### THE DATA:
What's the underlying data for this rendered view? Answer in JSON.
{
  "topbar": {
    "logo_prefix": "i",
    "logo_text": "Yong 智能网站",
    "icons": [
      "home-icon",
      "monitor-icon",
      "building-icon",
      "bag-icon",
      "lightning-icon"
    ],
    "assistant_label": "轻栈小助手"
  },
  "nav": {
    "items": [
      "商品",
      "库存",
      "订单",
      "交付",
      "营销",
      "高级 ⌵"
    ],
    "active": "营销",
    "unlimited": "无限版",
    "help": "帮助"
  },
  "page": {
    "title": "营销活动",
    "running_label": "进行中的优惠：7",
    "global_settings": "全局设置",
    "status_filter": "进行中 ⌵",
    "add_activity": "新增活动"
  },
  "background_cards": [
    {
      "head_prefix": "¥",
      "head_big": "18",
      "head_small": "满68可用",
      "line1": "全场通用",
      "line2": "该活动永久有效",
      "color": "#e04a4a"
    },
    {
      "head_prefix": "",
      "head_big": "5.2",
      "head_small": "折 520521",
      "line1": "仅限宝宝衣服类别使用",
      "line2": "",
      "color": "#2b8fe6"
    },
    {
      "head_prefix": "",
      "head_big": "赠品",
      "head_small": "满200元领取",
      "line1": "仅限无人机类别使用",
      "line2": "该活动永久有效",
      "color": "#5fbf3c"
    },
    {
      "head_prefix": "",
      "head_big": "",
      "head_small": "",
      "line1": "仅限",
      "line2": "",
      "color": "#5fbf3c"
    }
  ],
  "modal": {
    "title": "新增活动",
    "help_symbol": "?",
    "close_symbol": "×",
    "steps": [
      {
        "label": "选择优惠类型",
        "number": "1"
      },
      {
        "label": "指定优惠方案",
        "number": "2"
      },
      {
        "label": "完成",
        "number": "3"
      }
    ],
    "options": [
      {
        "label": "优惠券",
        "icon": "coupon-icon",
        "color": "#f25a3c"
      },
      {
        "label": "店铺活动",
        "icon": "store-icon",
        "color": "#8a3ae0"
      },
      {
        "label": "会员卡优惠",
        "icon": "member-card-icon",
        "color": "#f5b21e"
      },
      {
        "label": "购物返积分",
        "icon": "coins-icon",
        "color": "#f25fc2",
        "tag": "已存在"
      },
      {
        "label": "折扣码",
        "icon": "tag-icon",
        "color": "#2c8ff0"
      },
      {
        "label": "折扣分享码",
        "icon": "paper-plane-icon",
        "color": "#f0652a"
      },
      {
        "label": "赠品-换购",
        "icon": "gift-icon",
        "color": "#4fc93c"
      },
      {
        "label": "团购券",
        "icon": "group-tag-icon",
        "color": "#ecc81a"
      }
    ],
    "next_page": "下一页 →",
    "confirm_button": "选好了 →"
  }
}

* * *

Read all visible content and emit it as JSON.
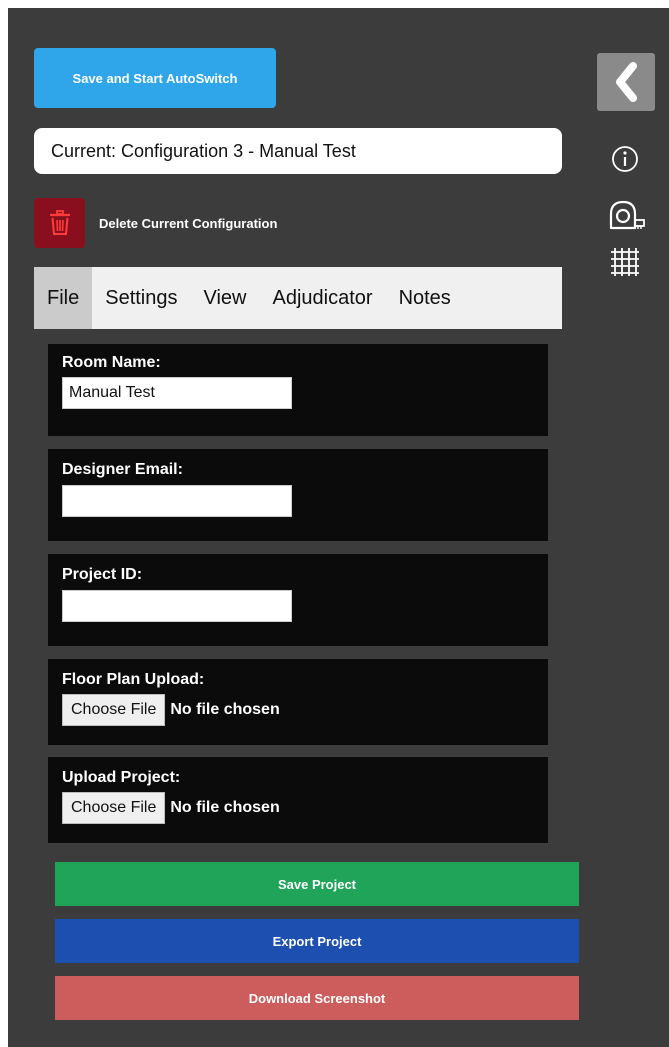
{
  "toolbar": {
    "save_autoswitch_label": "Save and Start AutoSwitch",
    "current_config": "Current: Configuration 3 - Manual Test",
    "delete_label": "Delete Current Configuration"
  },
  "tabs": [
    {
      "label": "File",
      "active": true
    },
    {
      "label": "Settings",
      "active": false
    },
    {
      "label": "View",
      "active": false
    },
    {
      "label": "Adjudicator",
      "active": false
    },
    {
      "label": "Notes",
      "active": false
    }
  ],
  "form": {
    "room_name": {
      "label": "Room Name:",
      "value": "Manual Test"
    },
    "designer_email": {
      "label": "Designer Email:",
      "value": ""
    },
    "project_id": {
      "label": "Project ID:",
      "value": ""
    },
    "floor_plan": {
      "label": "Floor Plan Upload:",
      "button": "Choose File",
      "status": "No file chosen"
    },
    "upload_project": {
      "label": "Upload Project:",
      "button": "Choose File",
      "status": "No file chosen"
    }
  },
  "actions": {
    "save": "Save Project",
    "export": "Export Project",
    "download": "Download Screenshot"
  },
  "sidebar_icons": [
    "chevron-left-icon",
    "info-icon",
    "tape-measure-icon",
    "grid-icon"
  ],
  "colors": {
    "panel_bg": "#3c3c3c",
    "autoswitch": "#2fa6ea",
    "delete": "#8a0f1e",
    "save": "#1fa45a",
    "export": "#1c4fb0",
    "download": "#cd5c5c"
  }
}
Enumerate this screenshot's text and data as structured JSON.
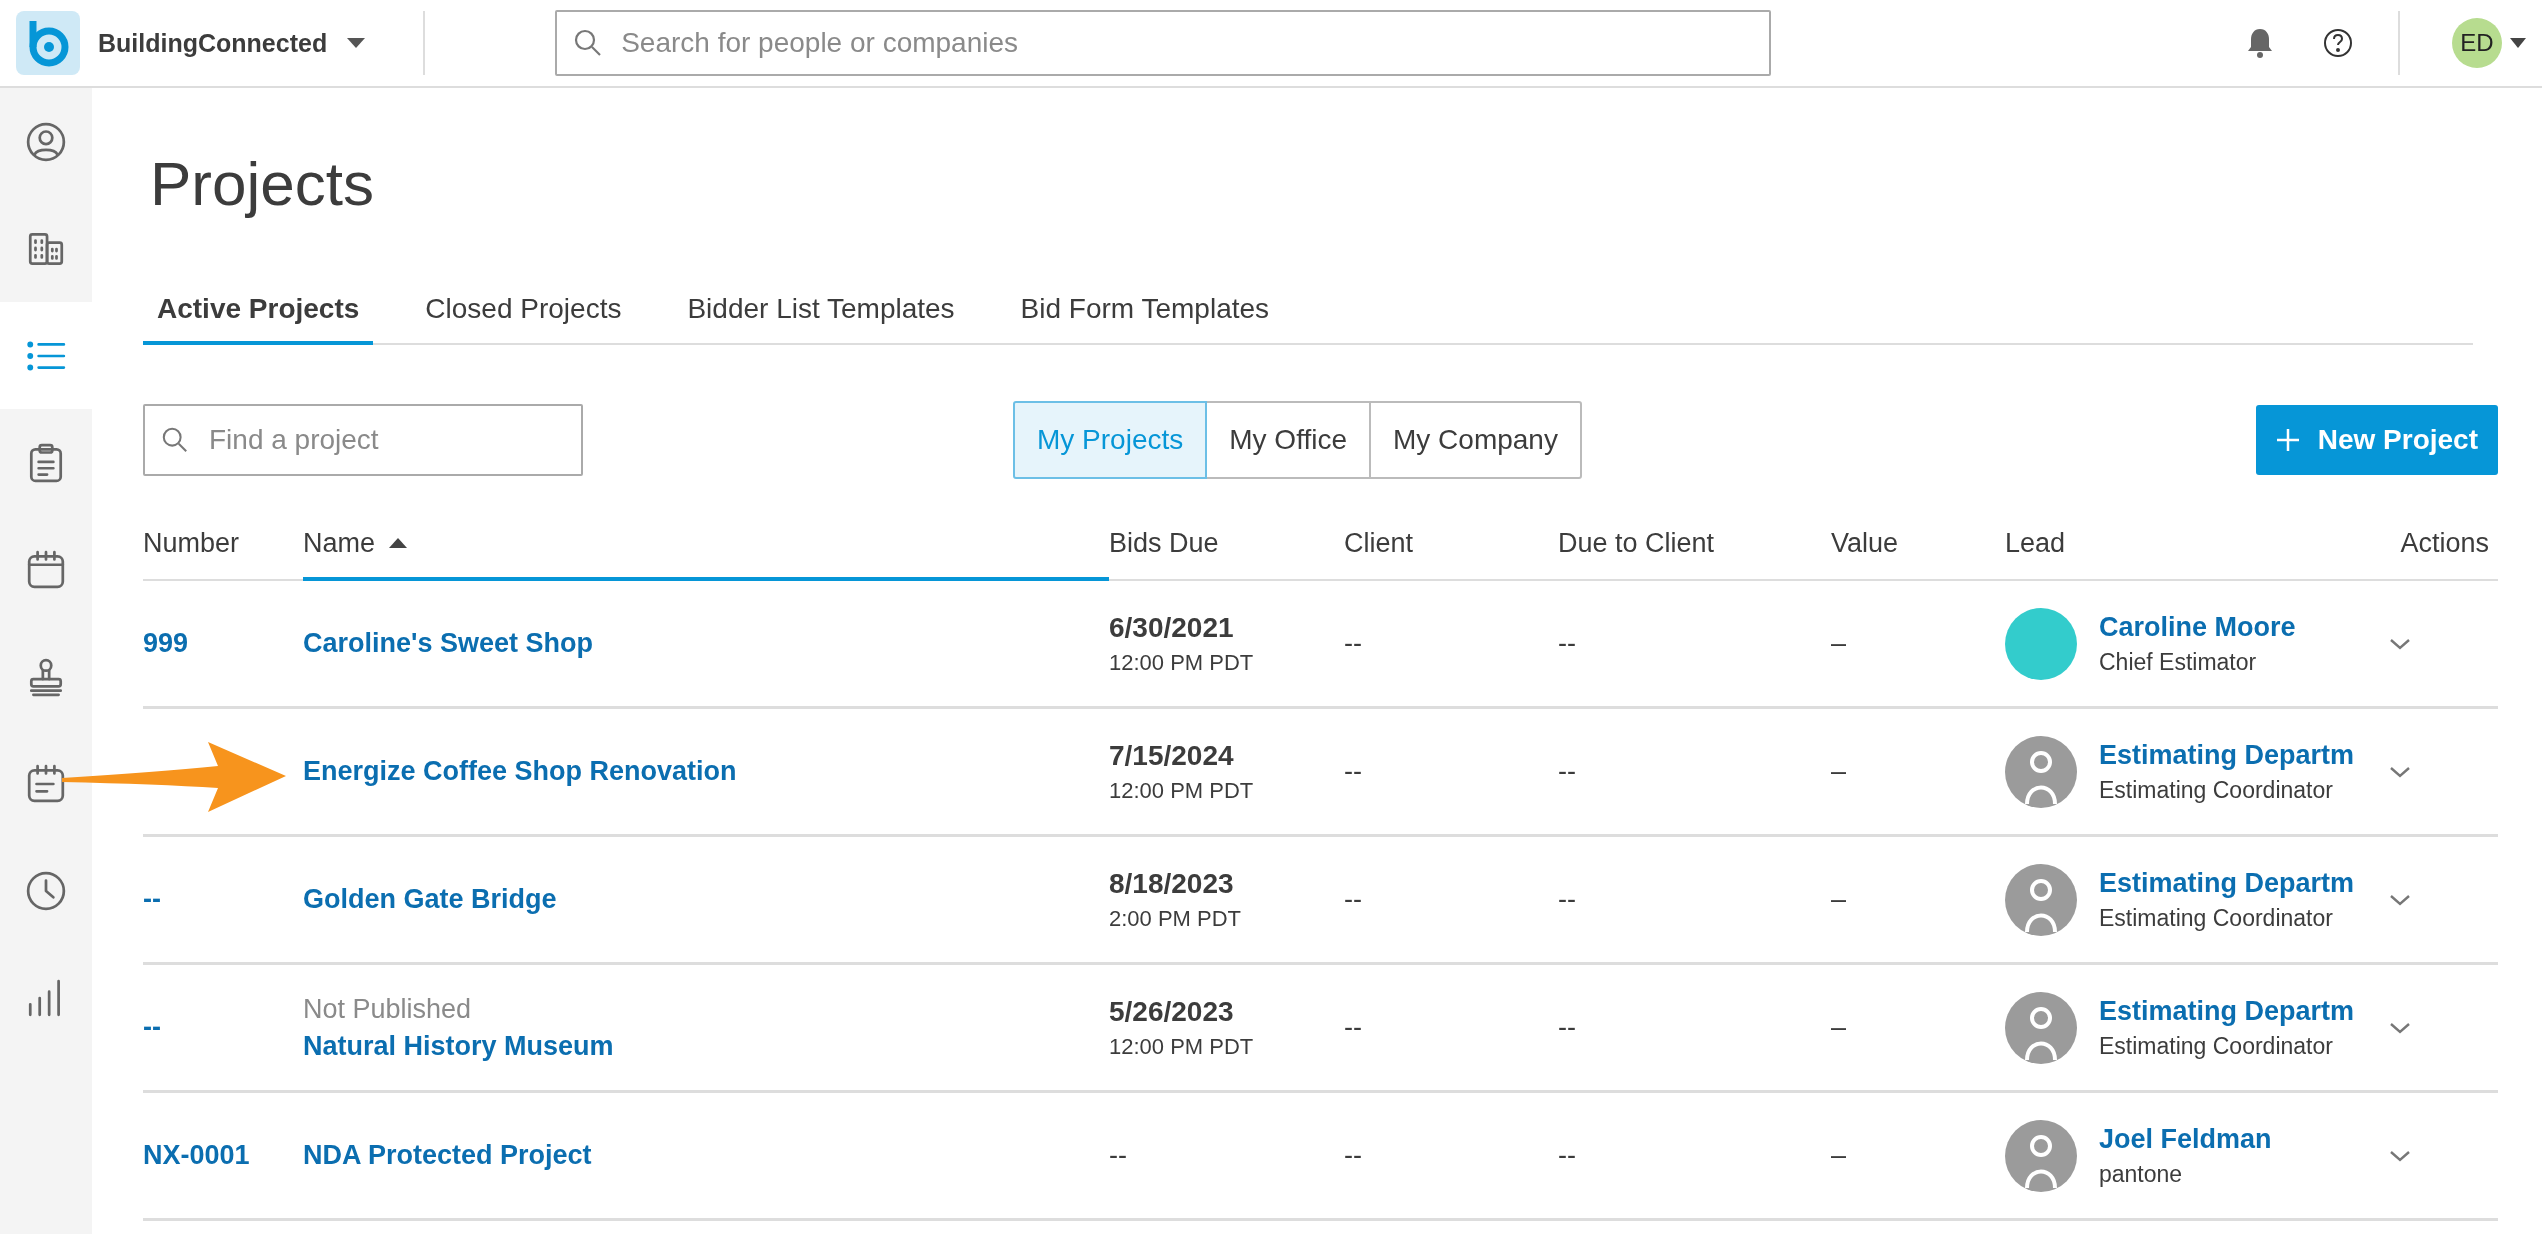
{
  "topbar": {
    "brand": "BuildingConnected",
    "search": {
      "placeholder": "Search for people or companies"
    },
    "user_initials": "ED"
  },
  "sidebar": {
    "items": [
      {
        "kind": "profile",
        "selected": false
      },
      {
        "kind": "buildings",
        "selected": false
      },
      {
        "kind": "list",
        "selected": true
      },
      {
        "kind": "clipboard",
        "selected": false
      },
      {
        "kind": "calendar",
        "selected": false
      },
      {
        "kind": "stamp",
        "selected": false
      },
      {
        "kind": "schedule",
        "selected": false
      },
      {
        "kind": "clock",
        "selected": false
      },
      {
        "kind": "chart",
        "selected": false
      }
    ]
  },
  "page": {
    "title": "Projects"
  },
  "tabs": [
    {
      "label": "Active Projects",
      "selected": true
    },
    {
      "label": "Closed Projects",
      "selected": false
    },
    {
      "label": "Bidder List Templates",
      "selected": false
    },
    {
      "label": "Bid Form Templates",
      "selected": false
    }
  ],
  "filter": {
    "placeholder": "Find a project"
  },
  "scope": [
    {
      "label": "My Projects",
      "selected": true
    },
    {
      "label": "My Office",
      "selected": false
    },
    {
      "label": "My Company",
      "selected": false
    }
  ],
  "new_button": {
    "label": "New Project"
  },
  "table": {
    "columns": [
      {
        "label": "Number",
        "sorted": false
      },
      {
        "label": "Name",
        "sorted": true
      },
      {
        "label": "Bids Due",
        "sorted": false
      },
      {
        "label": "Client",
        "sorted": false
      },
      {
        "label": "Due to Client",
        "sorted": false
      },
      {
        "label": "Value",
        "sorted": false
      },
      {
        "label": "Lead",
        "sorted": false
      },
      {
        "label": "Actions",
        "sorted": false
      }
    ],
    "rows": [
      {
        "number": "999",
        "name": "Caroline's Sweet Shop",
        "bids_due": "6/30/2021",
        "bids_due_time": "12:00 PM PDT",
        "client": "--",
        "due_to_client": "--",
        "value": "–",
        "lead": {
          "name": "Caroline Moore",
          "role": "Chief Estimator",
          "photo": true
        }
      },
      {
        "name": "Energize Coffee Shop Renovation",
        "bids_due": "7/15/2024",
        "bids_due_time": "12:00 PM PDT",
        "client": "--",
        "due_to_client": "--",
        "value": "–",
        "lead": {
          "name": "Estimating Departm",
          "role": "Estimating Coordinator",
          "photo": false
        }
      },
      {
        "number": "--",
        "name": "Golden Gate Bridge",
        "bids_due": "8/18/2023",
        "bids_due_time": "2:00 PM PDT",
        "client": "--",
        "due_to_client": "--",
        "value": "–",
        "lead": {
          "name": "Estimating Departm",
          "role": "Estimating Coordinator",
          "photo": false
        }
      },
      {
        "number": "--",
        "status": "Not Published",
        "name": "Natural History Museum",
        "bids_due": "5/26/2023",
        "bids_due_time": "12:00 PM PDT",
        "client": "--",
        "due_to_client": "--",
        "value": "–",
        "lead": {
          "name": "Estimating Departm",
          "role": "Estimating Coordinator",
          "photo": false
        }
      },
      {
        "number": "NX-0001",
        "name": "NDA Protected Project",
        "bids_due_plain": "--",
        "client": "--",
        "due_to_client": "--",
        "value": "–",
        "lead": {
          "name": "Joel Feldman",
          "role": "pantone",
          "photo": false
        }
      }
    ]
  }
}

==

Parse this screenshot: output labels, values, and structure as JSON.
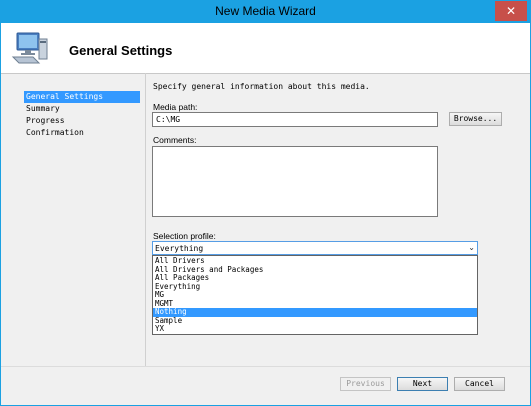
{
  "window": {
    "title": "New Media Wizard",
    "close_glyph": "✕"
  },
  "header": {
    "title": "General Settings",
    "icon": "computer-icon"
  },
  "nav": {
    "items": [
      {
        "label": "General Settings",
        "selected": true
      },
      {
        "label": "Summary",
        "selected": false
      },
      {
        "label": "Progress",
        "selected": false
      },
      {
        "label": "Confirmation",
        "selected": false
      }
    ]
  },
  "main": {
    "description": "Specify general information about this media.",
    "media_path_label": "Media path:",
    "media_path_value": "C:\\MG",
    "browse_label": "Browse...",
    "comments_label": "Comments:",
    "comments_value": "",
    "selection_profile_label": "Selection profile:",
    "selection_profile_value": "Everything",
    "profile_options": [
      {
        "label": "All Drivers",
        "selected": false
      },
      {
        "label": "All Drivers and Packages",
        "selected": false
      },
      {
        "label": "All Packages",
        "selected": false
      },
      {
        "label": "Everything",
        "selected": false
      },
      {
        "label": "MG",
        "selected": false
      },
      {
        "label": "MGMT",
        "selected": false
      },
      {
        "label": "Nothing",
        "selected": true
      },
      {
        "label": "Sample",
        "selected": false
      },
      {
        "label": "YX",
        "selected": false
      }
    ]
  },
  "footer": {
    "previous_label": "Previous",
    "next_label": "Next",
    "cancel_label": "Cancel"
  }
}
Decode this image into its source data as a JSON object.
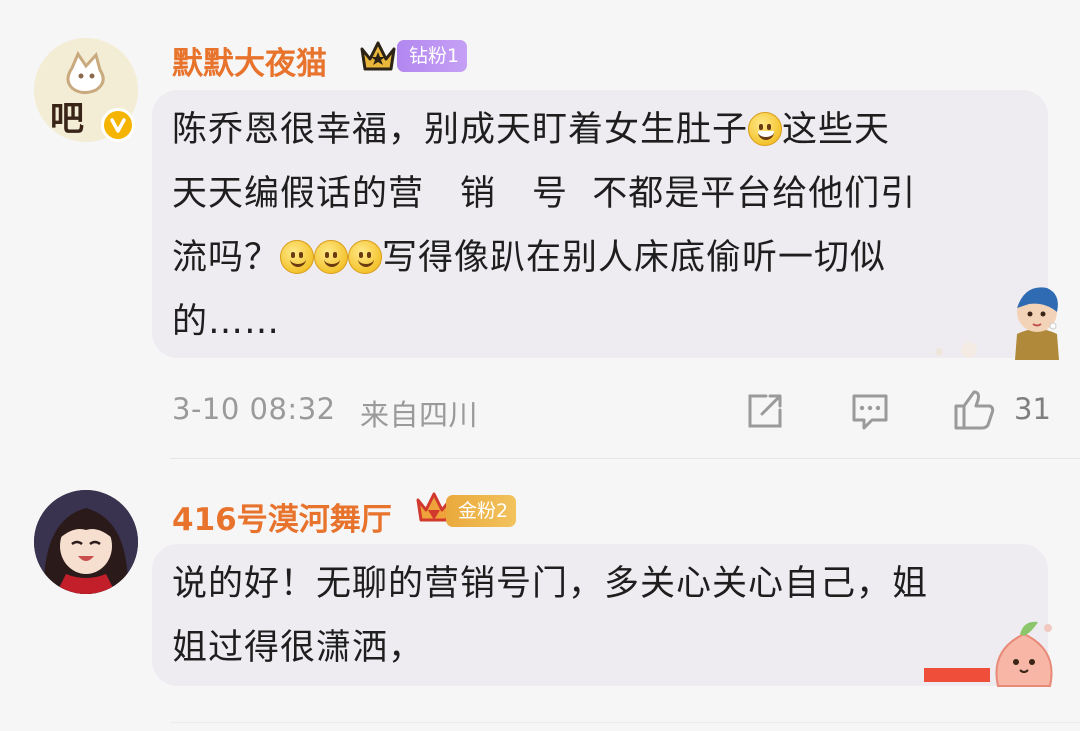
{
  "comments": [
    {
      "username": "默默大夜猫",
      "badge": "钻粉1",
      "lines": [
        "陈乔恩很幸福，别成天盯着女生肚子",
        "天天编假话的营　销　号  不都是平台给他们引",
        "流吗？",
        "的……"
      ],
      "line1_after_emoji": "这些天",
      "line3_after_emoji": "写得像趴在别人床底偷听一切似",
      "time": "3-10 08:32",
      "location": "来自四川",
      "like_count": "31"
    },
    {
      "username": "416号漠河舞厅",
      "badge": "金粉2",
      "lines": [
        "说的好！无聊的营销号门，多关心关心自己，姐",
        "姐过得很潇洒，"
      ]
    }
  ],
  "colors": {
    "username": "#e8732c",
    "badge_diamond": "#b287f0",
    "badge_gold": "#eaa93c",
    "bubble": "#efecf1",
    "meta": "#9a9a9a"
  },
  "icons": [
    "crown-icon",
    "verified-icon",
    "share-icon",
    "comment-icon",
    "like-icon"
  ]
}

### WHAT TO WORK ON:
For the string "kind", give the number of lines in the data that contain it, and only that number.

### ANSWER FOR THE TASK:
9